▶
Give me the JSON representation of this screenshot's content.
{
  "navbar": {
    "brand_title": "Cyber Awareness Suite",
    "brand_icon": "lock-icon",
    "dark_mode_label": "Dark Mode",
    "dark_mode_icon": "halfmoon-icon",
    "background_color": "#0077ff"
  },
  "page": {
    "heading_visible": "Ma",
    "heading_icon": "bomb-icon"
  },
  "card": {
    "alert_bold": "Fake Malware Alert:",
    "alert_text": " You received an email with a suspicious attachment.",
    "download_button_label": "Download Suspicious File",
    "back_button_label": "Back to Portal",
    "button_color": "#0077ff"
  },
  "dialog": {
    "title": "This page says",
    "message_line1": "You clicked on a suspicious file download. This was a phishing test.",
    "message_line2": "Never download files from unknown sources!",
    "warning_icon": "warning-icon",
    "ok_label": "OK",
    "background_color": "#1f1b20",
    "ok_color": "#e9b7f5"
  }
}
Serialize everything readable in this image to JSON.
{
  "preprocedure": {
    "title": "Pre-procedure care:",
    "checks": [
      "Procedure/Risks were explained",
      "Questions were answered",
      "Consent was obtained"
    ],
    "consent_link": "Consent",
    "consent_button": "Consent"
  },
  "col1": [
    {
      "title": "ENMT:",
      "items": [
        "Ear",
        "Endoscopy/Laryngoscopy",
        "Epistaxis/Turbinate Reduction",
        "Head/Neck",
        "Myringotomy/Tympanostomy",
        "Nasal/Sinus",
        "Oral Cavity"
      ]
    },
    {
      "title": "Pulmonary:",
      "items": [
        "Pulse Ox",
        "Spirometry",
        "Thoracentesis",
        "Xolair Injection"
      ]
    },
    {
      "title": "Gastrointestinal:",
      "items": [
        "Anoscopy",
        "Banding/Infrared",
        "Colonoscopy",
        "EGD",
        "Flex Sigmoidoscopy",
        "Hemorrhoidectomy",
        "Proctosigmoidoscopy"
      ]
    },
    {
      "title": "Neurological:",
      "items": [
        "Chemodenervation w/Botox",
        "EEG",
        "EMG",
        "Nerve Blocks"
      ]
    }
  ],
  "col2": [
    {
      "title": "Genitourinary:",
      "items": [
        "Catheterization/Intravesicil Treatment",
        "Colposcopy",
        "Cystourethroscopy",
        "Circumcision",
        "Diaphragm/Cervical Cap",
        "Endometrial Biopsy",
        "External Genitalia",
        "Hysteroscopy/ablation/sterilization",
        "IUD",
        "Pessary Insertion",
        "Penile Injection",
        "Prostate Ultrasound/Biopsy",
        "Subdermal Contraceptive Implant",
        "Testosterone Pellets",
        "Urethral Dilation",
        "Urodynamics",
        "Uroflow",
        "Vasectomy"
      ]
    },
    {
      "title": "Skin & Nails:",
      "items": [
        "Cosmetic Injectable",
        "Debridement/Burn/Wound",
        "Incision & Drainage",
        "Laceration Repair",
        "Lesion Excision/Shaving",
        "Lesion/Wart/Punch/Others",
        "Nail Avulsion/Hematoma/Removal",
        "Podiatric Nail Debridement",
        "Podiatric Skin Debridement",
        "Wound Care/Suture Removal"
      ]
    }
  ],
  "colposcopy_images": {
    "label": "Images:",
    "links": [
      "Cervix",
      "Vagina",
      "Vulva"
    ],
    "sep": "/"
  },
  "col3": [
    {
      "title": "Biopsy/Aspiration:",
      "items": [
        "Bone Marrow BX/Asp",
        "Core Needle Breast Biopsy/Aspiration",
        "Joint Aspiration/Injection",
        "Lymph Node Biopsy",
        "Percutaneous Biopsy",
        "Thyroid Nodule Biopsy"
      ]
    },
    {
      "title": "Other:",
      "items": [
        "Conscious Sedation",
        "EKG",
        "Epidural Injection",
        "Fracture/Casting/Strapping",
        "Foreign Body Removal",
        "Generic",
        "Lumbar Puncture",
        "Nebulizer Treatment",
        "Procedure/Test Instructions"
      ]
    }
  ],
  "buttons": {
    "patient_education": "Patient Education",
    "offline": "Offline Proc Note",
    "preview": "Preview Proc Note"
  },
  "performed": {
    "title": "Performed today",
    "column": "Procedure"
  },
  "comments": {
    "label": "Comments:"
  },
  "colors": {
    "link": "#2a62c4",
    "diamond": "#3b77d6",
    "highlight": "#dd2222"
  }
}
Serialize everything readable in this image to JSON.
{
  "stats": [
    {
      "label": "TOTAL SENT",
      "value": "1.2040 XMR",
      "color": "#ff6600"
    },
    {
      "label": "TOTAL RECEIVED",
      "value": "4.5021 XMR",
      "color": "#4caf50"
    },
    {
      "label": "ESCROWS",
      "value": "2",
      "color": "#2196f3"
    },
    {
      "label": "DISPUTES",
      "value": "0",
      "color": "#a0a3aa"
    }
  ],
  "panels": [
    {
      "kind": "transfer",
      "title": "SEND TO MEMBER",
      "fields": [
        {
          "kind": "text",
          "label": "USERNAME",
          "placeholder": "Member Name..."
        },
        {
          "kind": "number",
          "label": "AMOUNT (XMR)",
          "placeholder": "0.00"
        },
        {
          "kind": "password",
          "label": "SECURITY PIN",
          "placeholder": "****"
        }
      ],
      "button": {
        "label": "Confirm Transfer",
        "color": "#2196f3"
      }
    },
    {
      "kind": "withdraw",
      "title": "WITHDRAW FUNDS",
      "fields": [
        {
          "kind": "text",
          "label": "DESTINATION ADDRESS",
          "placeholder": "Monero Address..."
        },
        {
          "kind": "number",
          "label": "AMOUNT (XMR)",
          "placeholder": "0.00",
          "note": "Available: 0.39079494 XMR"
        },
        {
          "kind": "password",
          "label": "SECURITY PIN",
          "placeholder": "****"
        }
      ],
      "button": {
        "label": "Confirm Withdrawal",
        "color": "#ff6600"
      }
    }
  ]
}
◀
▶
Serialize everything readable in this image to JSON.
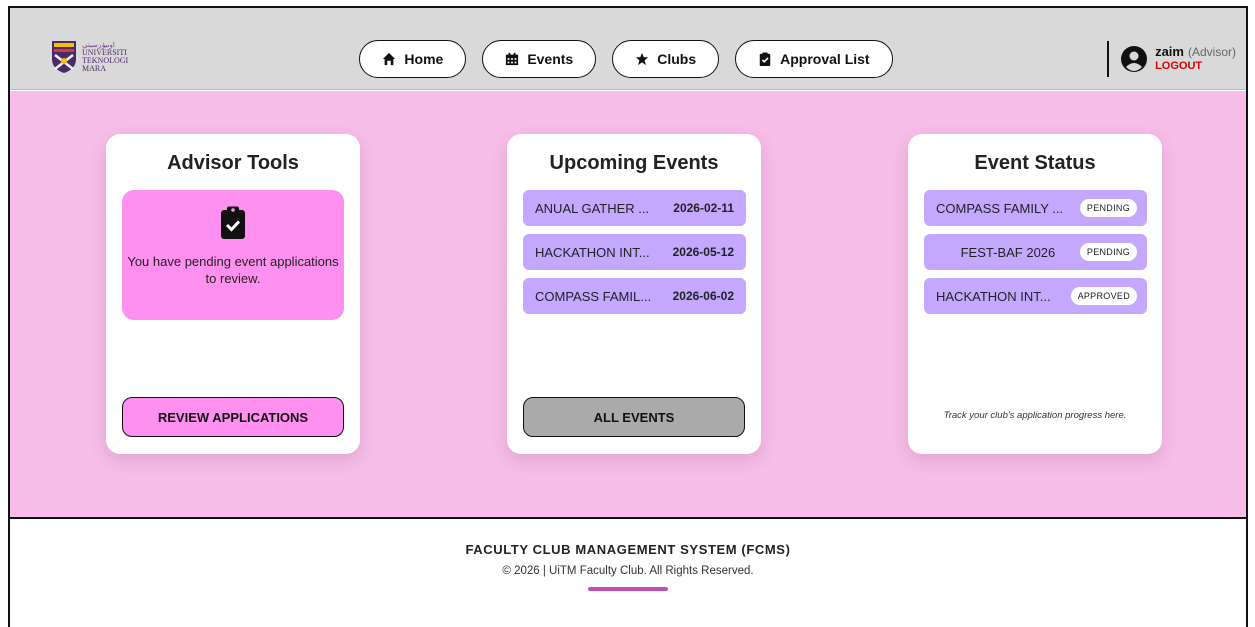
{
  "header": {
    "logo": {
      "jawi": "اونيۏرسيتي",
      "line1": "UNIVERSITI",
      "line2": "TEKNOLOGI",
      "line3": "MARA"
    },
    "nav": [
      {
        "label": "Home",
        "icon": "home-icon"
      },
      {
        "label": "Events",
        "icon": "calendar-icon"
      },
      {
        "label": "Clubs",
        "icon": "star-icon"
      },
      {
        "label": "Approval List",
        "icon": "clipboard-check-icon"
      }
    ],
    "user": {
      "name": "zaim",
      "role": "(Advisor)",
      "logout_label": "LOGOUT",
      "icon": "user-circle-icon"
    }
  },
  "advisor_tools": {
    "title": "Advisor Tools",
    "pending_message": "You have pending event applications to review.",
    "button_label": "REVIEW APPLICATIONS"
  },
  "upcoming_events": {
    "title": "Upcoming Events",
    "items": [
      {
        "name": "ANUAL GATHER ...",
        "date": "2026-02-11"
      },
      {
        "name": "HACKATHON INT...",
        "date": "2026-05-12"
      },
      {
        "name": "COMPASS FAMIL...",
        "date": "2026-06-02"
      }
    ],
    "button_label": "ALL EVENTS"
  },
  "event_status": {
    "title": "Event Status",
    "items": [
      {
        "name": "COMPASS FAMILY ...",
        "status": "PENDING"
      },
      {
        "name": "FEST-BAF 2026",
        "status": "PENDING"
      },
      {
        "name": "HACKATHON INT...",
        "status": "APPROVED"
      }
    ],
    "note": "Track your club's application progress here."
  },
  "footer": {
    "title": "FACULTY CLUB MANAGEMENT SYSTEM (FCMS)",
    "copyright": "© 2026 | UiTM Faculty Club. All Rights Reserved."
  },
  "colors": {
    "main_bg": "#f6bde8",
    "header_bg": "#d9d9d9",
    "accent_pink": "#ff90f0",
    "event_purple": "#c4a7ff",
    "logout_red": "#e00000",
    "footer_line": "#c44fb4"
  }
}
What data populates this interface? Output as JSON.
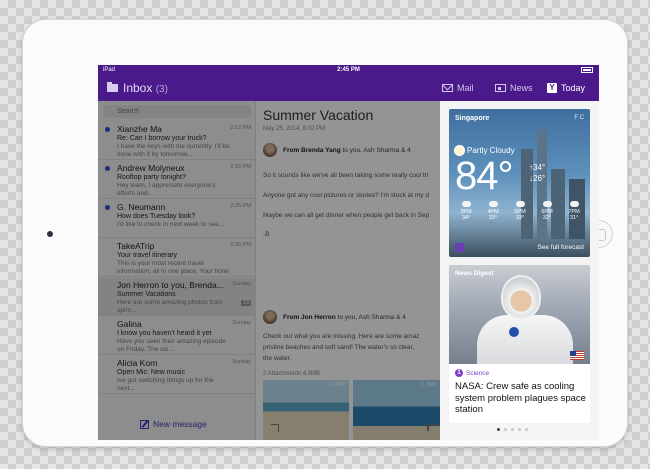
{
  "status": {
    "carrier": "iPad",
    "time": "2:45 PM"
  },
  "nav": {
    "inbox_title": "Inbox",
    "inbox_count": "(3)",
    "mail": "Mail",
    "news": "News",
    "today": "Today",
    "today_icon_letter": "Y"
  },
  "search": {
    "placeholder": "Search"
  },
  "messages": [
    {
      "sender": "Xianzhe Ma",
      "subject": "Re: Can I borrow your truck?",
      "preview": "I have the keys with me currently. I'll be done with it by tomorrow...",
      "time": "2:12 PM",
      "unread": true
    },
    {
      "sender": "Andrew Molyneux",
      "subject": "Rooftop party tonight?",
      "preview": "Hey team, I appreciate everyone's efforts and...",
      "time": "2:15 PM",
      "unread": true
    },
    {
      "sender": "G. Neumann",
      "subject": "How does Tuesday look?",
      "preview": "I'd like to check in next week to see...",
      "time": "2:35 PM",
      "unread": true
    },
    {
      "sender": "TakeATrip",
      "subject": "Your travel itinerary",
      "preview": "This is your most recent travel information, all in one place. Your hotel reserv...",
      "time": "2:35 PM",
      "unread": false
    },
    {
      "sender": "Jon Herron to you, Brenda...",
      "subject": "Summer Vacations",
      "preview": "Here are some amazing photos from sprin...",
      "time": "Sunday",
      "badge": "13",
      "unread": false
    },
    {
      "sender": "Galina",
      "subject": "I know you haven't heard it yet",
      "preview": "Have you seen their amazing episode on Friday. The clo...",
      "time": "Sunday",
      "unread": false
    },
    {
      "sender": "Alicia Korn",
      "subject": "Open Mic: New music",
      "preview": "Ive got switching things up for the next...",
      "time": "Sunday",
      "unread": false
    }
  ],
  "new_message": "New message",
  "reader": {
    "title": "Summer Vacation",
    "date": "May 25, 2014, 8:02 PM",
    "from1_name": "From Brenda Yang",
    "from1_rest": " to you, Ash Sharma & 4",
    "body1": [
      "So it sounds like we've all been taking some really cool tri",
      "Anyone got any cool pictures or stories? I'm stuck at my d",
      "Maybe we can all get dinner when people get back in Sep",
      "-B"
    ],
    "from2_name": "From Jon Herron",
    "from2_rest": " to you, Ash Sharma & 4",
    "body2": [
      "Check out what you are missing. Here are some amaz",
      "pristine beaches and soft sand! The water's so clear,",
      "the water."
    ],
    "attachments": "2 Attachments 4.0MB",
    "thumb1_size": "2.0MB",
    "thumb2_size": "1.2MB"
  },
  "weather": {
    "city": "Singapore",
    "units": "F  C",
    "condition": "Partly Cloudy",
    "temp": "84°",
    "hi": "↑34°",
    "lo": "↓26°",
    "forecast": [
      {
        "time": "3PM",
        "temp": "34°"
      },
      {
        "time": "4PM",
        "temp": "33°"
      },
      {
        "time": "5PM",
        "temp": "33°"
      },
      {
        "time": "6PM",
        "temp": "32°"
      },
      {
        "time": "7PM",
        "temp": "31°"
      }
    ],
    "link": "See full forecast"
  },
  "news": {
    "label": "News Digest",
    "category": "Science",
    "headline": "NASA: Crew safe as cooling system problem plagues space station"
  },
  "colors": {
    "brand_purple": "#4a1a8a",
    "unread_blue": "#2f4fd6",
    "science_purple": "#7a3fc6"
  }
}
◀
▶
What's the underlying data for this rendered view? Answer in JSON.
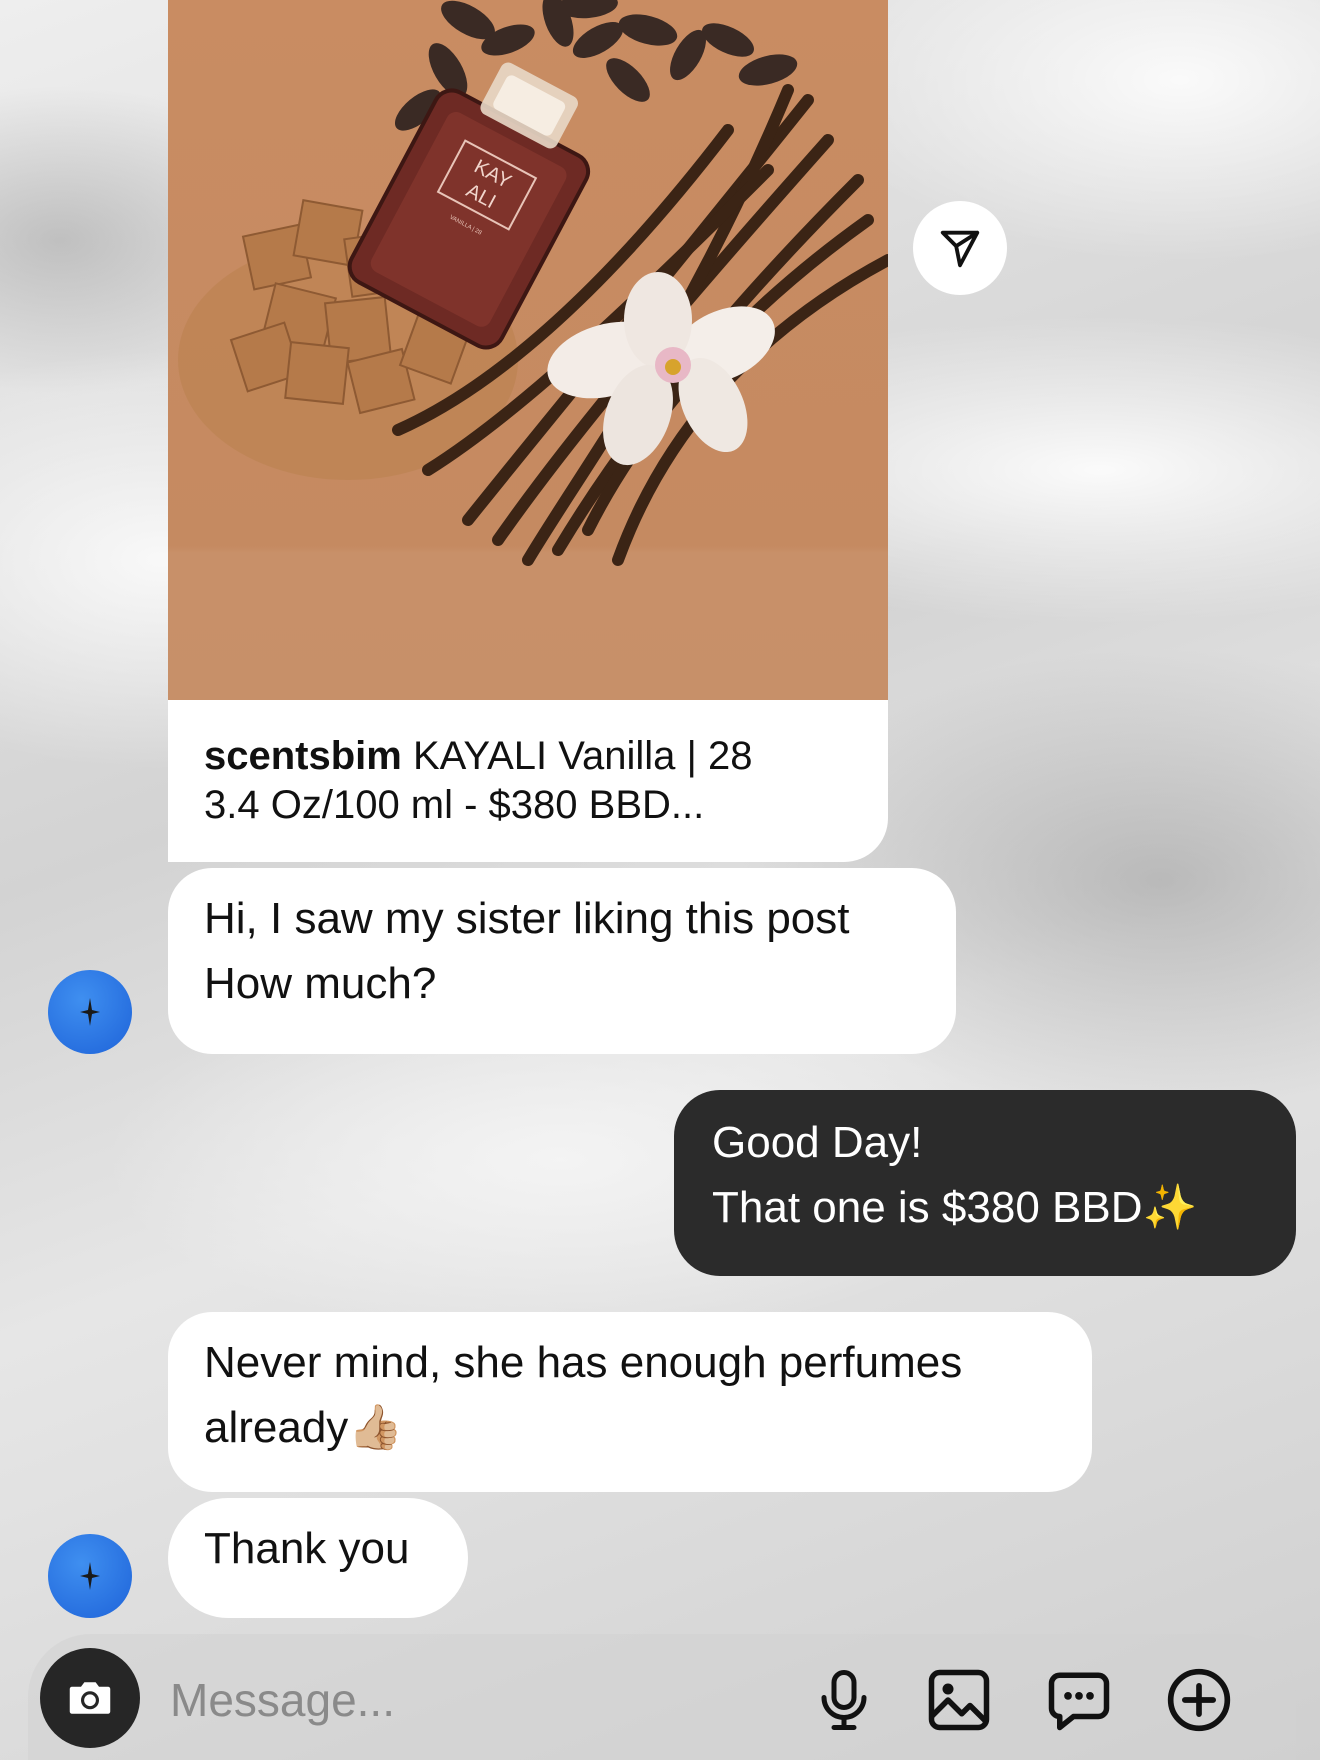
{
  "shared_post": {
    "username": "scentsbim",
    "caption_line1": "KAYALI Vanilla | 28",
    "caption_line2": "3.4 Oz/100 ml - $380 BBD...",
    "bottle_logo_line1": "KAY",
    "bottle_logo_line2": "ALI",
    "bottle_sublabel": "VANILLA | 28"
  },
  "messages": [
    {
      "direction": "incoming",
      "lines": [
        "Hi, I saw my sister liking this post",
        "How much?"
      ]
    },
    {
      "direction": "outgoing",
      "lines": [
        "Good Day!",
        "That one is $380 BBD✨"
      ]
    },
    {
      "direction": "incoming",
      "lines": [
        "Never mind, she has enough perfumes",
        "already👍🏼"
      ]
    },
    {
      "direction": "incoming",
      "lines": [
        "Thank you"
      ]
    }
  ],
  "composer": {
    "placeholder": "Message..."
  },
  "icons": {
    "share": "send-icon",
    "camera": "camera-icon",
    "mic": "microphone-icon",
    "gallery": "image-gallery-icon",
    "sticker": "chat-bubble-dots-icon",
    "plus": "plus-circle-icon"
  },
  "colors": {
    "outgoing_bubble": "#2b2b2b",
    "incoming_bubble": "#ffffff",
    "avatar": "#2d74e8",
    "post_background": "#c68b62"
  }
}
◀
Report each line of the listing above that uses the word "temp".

    "temp": "84°",
        "temp": "34°"
        "temp": "33°"
        "temp": "33°"
        "temp": "32°"
        "temp": "31°"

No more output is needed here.